Though the BJD is currently a member of the ‘third front’ of regional and leftist parties that hope to offer an alternative to both Congress and the BJP, it will almost certainly be one of the first groups to which the BJP might look if it falls short of the 272 mark in the Lok Sabha after national elections.
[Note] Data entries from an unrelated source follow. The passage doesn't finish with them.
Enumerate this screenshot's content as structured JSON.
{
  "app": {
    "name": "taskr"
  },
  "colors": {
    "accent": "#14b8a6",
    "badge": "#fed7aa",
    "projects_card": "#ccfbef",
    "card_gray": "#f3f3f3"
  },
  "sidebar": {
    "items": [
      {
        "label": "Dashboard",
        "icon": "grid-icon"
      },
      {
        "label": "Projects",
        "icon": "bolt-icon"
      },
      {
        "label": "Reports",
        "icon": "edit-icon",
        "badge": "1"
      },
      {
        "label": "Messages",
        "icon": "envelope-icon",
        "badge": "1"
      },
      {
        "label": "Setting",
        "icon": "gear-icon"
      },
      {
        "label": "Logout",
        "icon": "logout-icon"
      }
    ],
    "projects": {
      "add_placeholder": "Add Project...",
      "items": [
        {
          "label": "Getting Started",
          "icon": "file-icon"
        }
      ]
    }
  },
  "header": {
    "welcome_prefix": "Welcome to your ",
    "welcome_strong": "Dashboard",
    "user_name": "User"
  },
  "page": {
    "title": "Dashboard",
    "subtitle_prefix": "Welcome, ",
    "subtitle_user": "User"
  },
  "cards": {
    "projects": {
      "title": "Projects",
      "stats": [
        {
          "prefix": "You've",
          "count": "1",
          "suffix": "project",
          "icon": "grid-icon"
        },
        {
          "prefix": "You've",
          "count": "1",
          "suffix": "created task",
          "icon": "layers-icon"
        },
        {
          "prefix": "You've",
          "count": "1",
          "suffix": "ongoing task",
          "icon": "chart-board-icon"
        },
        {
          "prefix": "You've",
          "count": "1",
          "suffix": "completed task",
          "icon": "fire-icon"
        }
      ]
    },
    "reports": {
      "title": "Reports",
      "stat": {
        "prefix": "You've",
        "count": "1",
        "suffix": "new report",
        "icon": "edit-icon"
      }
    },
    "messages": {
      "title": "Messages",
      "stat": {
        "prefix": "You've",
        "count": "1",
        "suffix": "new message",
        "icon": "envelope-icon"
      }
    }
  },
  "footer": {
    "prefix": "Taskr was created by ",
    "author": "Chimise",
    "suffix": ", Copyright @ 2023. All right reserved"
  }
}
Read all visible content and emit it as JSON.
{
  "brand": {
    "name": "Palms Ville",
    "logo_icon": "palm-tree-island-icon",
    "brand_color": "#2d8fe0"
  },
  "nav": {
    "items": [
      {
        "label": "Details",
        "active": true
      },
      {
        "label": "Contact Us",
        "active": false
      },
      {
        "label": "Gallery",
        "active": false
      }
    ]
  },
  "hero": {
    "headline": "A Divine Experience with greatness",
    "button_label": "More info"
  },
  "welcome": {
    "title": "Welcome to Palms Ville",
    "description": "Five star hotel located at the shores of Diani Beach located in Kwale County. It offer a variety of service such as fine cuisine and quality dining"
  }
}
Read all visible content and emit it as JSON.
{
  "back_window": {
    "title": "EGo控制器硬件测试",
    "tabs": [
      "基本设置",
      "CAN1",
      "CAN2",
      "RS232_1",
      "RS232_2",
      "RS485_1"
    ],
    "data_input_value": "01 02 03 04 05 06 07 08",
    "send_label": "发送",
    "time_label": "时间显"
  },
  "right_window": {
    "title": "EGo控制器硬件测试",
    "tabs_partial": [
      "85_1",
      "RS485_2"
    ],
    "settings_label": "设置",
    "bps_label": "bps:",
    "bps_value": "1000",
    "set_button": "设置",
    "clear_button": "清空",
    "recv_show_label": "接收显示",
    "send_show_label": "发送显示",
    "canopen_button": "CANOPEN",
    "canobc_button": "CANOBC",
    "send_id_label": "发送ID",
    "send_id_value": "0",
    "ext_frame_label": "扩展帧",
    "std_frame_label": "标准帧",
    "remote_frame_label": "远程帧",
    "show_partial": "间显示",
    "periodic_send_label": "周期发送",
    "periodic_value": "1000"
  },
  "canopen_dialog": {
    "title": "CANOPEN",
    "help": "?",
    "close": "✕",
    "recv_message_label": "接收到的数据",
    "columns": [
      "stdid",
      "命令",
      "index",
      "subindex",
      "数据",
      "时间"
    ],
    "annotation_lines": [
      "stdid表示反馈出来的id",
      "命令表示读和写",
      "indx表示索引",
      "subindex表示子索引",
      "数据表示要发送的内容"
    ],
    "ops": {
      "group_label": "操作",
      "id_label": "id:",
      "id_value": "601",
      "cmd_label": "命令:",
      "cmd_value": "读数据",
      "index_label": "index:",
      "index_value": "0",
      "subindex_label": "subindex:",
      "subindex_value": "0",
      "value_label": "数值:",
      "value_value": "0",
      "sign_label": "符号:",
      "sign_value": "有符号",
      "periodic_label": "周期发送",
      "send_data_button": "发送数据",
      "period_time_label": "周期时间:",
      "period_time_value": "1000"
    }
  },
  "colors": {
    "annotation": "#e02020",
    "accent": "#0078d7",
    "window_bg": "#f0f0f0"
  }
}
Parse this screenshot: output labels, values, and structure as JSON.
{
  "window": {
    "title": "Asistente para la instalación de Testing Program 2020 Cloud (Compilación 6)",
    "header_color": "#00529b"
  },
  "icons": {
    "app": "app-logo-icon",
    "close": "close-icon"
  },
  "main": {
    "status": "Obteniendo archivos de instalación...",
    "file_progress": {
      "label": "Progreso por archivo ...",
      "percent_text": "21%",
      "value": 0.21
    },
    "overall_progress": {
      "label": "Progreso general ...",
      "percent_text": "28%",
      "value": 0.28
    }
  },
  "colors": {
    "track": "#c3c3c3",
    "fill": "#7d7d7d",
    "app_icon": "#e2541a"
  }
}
If the BJD holds onto at least two-thirds of its Lok Sabha seats in Odisha, as polls predict it will, that would make it one of the largest parties in any future BJP-led coalition at the Centre.
This time around, with a wave of national dissatisfaction with a decade of Congress rule, and with an almost equally large wave of enthusiasm for the BJP’s Narendra Modi, the BJD stands not only to lose some of its state-level seats to India’s national parliament to the BJP, but also some of its seats within Odisha’s Legislative Assembly.
Though Patnaik parted ways with his political mentor Pyari Mohan Mohapatra two years ago under murky circumstances, his record remains strong in Odisha. State GDP per capita more than doubled between 2000 and 2010, and state outlays actually increased by a factor of eight between 2000 and 2014. Patnaik also received high marks for his administration’s handling of the evacuation, cleanup and rescue efforts during October 2012’s cyclone Phailin.
It’s nearly impossible to separate the state and national politics. If Patnaik and the BJD don’t win a majority in the state elections, and they have to turn to the BJP to remain in power in Odisha, it makes it almost certain that the BJD would boost the BJP nationally as well — and with polls showing that Modi and the NDA are hovering just around the 272 mark, Patnaik could well become more than just a four-term chief minister.
Photo credit to Ashoke Chakrabarty.